Where subduction occurs under a continent, a string of volcanoes may form inland over the top of the subduction zone. The Cascade volcanoes in the American northwest are an example. Where subduction occurs in oceanic regions, a volcanic island arc forms. The islands of Japan and the Aleutian Islands are examples. A vast circle of volcanic activity, nicknamed the "ring of fire," surrounds the Pacific plate where it subducts under Asia, Australia, and the Americas. A subduction zone at the eastern end of the Caribbean Sea gave rise to the volcanoes that formed the Lesser Antilles, including the island of Martinique. (See the “Puerto Rico Trench in the illustration below.) You may recall the earlier illustration which showed the volcanic ridges in the Caribbean formed by the North American plate converging on the Caribbean plate and sliding underneath to create a subduction zone.

Answer: They are both located in the Pacific "ring of fire."

Question: What does Mount St. Helens in the Northwestern United States, which erupted in 1980, have in common with Mount Pinatubo on Luzon Island in the Philippines, which erupted in 1991?

A few volcanoes occur on top of "hot spots" far from the edges of plates. In these spots, columns of hot material from the crust and mantle convect upwards and "burn through" the surface to form volcanoes. As continental plates move over hot spots, the hot material periodically burns through the plate to form a new volcano. The result is a chain of progressively older volcanoes marking the direction of the movement of the plate over the hot spot. The Hawaiian Islands and the geyser activity of Yellowstone National Park were formed in this way.

Of gas and viscosity

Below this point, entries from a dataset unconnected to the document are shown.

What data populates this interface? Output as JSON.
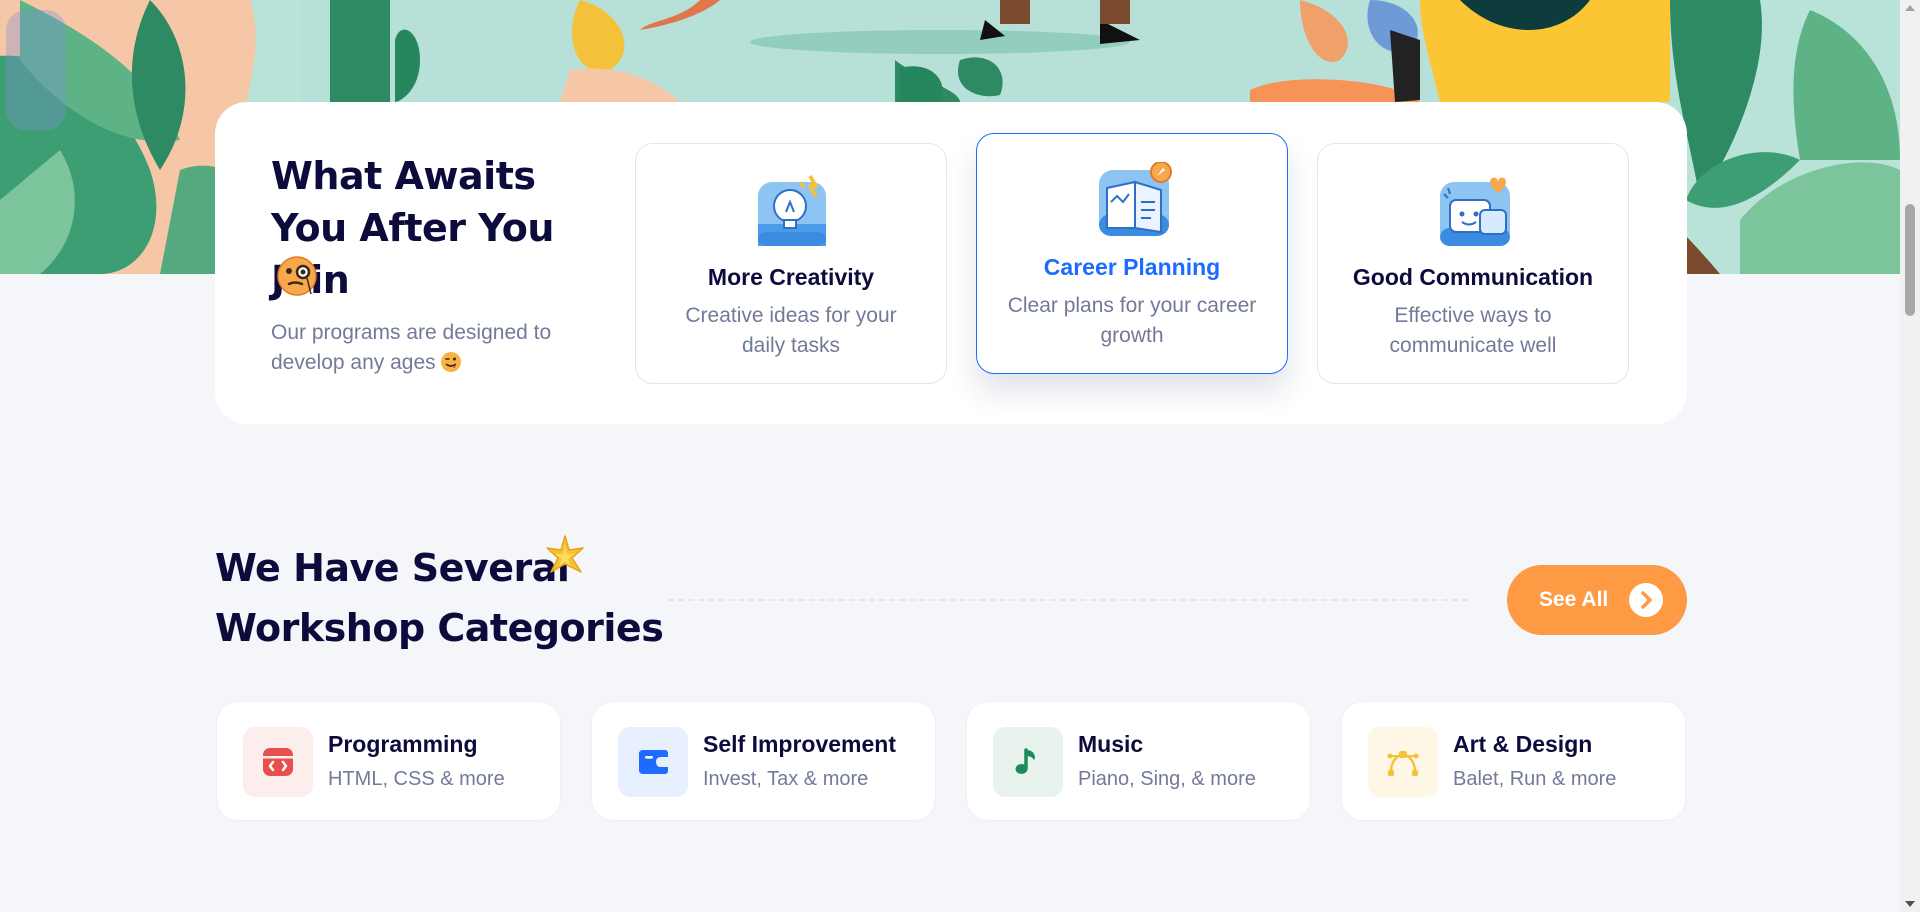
{
  "awaits": {
    "title": "What Awaits You After You Join",
    "description": "Our programs are designed to develop any ages",
    "features": [
      {
        "title": "More Creativity",
        "description": "Creative ideas for your daily tasks",
        "icon": "lightbulb-icon"
      },
      {
        "title": "Career Planning",
        "description": "Clear plans for your career growth",
        "icon": "map-compass-icon",
        "active": true
      },
      {
        "title": "Good Communication",
        "description": "Effective ways to communicate well",
        "icon": "chat-bubble-icon"
      }
    ]
  },
  "workshops": {
    "title": "We Have Several Workshop Categories",
    "see_all_label": "See All",
    "categories": [
      {
        "name": "Programming",
        "subtitle": "HTML, CSS & more",
        "icon": "code-window-icon",
        "color": "#E8504F",
        "bg": "#FDEEEE"
      },
      {
        "name": "Self Improvement",
        "subtitle": "Invest, Tax & more",
        "icon": "wallet-icon",
        "color": "#1E6BFF",
        "bg": "#E8F0FF"
      },
      {
        "name": "Music",
        "subtitle": "Piano, Sing, & more",
        "icon": "music-note-icon",
        "color": "#1E8A5B",
        "bg": "#E8F3EE"
      },
      {
        "name": "Art & Design",
        "subtitle": "Balet, Run & more",
        "icon": "vector-pen-icon",
        "color": "#F4C23A",
        "bg": "#FEF7E6"
      }
    ]
  },
  "colors": {
    "accent_orange": "#FD9A43",
    "accent_blue": "#1E6BFF",
    "heading": "#0C0B3B",
    "muted": "#737A99",
    "page_bg": "#F5F6FA"
  }
}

When a once sleeping volcano returns to life, the first signs of awakening are often clusters of small earthquakes. These tremors are caused by the magma forcing its way upwards into crevices, cracking the brittle surface rocks, and shoving them aside. Whether there are explosions or slow releases of lava over time depends mostly on two factors: the magma's "viscosity," and the amount of dissolved gases in it. If the viscosity is low, or syrupy, due to lower amounts of silica, the magma flows quickly downhill and forms runny lava flows. If the viscosity is high like toothpaste, due to higher amounts of silica, the magma oozes slowly onto the surface and forms a thick, stubby dome. If the magma contains large amounts of dissolved gases, like steam, the volcano erupts like a bottle of carbonated soda that has been shaken and opened quickly. As the gas-charged magma nears the surface, the pressure drops, and the gas comes out of the super-heated liquid in the form of bubbles that expand so rapidly they create explosions.

Scientists use the word "effusive" to describe volcanoes with flowing magma. The gassy, explosive volcanoes are described as, you guessed it, "explosive."

Now, that's hot...
The hottest recorded temperature for magma is a beyond-blistering 1,200 °C. (2,200 degrees Fahrenheit).

Review Questions

  1. How would a scientist explain the presence of sedimentary rock in the Earth's mantle? What does this have to do with subduction?
  2. Tectonic plates move very, very slowly. Explain why they move.
  3. Explain how the eruption of molten rock onto Earth's surface is part of the rock cycle.